In 2011, she put out Castor, the Twin, featuring new arrangements of songs from her first two releases. This time, a backing band supported her vocals. The live instrumentation on the album complements the lush imagery and irresistible mien of Dessa’s rhymes. The album is a breath of organic hip-hop, with sounds made from wooden instruments and real people — no computers.
Dessa is currently touring to promote Castor, The Twin. She recently played five shows in two days at South by Southwest in Austin, Texas. Now she’s back in the frigid Midwest (“I hate the winters,” she said), and she will play the last show of her tour at the High Noon Saloon in Madison on Saturday. She’s currently traveling with a five-piece band, a couple members of which are multi-instrumentalists.
“I think this is the fullest live sound I’ve ever taken on the road,” Dessa said. “It’s got a lot of the aggression of a Doomtree set and a lot of the more delicate moments from the organic instrumentation that was featured on Castor, the Twin.”

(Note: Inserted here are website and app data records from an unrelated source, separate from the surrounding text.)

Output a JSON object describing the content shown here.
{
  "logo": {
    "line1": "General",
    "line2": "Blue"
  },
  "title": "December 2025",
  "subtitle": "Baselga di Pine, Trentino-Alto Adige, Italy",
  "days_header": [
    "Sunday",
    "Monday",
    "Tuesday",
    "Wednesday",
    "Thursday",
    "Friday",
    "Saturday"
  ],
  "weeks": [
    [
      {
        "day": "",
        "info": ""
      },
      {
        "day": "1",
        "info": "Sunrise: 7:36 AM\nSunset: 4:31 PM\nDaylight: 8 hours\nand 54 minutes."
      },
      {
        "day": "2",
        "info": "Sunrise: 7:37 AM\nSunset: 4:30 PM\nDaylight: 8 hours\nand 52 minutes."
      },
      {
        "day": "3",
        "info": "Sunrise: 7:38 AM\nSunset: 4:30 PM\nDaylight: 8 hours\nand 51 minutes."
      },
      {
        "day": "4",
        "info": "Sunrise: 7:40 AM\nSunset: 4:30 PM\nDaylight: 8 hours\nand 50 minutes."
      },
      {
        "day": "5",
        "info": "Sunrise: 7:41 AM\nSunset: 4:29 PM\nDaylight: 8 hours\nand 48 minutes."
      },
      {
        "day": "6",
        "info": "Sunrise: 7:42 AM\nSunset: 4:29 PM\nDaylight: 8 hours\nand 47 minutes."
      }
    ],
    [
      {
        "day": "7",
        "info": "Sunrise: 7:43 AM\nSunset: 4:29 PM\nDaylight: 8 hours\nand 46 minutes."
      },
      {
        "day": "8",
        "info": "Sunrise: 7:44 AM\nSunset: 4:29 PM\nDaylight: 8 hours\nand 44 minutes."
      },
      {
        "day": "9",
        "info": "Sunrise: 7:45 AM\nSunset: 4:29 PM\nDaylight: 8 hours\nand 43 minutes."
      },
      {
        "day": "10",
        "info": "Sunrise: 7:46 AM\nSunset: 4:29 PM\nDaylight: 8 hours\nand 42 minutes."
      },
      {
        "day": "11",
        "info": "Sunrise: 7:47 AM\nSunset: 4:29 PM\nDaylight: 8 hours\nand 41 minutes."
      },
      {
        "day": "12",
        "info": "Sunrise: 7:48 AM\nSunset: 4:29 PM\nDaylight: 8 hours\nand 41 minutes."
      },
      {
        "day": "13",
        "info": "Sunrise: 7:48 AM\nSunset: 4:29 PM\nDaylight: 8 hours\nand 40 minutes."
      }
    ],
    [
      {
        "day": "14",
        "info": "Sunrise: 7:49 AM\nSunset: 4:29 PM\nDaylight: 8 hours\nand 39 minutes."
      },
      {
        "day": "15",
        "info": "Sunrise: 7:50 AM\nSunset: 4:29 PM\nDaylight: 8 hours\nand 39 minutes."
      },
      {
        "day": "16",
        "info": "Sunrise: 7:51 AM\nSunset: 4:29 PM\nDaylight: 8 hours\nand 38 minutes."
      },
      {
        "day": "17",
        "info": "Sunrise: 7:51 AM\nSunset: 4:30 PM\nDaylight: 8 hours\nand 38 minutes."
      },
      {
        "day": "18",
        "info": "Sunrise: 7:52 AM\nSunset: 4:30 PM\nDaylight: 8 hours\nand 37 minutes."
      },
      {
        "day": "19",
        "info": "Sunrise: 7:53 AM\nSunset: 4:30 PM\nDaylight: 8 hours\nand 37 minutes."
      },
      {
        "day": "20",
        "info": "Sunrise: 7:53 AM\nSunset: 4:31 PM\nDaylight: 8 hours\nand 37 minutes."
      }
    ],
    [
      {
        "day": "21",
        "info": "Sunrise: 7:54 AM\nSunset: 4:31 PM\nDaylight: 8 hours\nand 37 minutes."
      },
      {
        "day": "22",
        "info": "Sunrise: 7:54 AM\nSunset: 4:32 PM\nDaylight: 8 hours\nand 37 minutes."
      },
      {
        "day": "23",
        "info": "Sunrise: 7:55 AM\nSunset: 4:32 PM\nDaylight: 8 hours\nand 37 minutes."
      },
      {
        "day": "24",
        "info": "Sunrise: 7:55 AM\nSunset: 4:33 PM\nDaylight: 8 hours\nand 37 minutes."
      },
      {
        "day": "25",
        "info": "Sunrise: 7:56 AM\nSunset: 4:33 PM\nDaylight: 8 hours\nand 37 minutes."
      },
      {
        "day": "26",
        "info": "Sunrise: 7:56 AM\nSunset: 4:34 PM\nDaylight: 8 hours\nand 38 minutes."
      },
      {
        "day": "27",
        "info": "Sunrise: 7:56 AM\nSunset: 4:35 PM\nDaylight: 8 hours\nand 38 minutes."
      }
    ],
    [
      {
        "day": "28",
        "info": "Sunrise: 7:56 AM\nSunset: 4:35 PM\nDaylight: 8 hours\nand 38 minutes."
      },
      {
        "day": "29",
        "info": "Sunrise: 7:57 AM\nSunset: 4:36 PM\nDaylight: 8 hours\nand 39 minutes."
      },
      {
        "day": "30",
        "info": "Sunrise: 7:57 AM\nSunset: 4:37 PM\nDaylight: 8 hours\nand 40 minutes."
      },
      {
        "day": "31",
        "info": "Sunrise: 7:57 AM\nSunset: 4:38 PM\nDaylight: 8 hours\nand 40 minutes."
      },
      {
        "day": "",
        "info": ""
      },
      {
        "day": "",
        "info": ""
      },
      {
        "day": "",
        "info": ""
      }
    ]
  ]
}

Because it’s the last show on the tour, Dessa said the concert will have an air of celebration, noting her excitement about being close to home.
Dessa, a native Midwesterner, feels a special connection to Madison.
“I think Madison, for a long time, has been exceptionally supportive of Doomtree,” she said. “In a lot of ways, it feels like a home away from home. People know the material. People have been coming for a long time. So Madison feels like familiar territory, and we all sense that we’re just a few hours’ drive from our own city, which probably makes all of us that more excited to play.”
Dessa recently finished recording a new album that she will be releasing sometime in June. It features some aggressive rap songs in the Doomtree vein, but also songs that feature building harmonies, which she compares to Florence and the Machine’s vocals. The album features a blend of tracks produced by Lazerbeak and Paper Tiger, as well as instrumentation from the same ensemble that recorded on Castor, the Twin.
“I think this record has the best of both worlds,” she said.
Dessa will debut two to three new songs at Saturday’s show. Anyone interested in experiencing intelligence in the form of pure hip-hop cannot miss this show.
The density of Dessa’s lyrics requires full attention in order to be appreciated, but that isn’t difficult at all. Her music is a magnet for audience attention. It is music for provoking brilliant thoughts and for cracking a full smile when you understand what it all means.